Helau! Last weekend was the Dammer Carneval. I’m going to tell you about the fun-filled, four-day event over several posts so there’s no overload. Get ready!
Carneval is the town of Damme’s largest celebration. In Damme, the Narrenvolk have been celebrating a week before everyone else since the 19th century. Apparently, the local priest thought that the debauchery-ridden celebration made a mockery of Lent (what???), so he ordered Rosenmontag (the Monday before Ash Wednesday and typical day of celebration) to be the day for a 14-hour prayer. In protest, the people in Damme simply moved the Carneval parade and celebration to the week before, allowing for both partying AND prayer.
This year’s parade boasted 10,000 viewers and over 240 floats. As you can probably imagine, the largest celebration of the year requires lots of preparation and careful planning. Carneval season technically kicks off on November 11, but many groups plan all year. One of the these groups is the Carneval Committee, Carnevalsgesellschaft. This committee prepares each of the large events for the town. Within the Carnevalsgesellschaft is the Elferrat, the Group of Eleven. The Group of Eleven consists of 11 men. Two of the Elferrat choose the Carneval Prince. To be chosen as the Prince is a great honor, as nearly all of the Carneval festivities are held in his honor. In addition to the parade, there are also three galas (held at the Gymnasium), overseeing the float building and making public appearances at different local buisnesses.
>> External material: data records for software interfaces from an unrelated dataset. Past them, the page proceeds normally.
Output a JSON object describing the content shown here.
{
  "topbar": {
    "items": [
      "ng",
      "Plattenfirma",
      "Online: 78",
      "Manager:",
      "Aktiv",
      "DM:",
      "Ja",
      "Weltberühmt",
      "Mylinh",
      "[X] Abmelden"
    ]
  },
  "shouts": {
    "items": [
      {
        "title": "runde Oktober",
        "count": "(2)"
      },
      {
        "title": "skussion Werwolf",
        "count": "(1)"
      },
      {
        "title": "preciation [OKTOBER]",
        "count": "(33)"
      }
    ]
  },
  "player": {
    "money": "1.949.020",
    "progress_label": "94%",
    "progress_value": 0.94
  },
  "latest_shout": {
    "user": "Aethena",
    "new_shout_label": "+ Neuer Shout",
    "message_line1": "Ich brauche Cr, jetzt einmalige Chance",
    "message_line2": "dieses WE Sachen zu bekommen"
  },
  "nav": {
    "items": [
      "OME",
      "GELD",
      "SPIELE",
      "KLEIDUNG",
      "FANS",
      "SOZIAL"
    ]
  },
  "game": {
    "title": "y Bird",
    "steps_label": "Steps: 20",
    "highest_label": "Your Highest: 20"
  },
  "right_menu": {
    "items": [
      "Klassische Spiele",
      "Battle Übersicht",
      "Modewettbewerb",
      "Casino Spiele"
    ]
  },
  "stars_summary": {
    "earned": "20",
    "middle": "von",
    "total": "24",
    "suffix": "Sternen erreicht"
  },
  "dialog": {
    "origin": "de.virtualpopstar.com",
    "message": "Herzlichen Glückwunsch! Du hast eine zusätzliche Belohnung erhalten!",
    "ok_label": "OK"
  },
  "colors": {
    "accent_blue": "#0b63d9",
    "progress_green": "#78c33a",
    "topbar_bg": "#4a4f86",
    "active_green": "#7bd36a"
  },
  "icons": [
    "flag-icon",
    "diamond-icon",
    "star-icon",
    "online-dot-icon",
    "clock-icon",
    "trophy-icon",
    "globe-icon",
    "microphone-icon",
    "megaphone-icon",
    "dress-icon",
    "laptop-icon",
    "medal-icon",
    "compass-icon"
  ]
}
Not only do the town and the Carnevalsgesellschaft have to prepare, but each of the parade groups have to prepare as well. The parade group, Carneval-Truppe, is a sacred arrangement. Anyone may form a group and be in the parade, and one can form a group with friends, co-workers, neighborhoods – anything goes, BUT there is no group jumping. Changing groups from year to year is frowned upon and considered somewhat asocial. As a result, some of the groups have been together for decades and contain grandparents, children and grandchildren, who all march together in the parade.
I already had plans to go to the parade with my friends from the Gymnasium. My acquaintance, Steffi, also invited me to join in with her group for the year so that I could have a real, insider experience. This meant that I had to get together with the group the weekend beforehand to help with the building. We all met one snowy Saturday at one of the group member’s workshop. The group had already done a lot of work before then, so I helped waterproof the top hats for our costume, glue roses onto our cart and consume the cake and Glühwein.
I have to tell you about the theme of our float. It was a play on words, which is obviously cool. At least half of the floats have a political theme, and ours was no different. Apparently, because of the tax breaks for the wealthy in Greece, there were a bunch of German tax evaders who had hidden money there to avoid paying German taxes. (Weird, right?) The German word for tax evasion is Steuerhinterziehen. My group broke the word down to its literal meaning: Steuern are “taxes,” hinter means “behind,” and ziehen means “to pull.” Steuern also means “to steer.” (Got all that?) So, our group attached steering wheels to tiny carts and we pulled them behind us. So clever!
In case you’re getting ready to celebrate Carneval or Mardi Gras in your area, here are some photos of the town’s preparation and our float preparation to inspire you. 3x Damme Helau!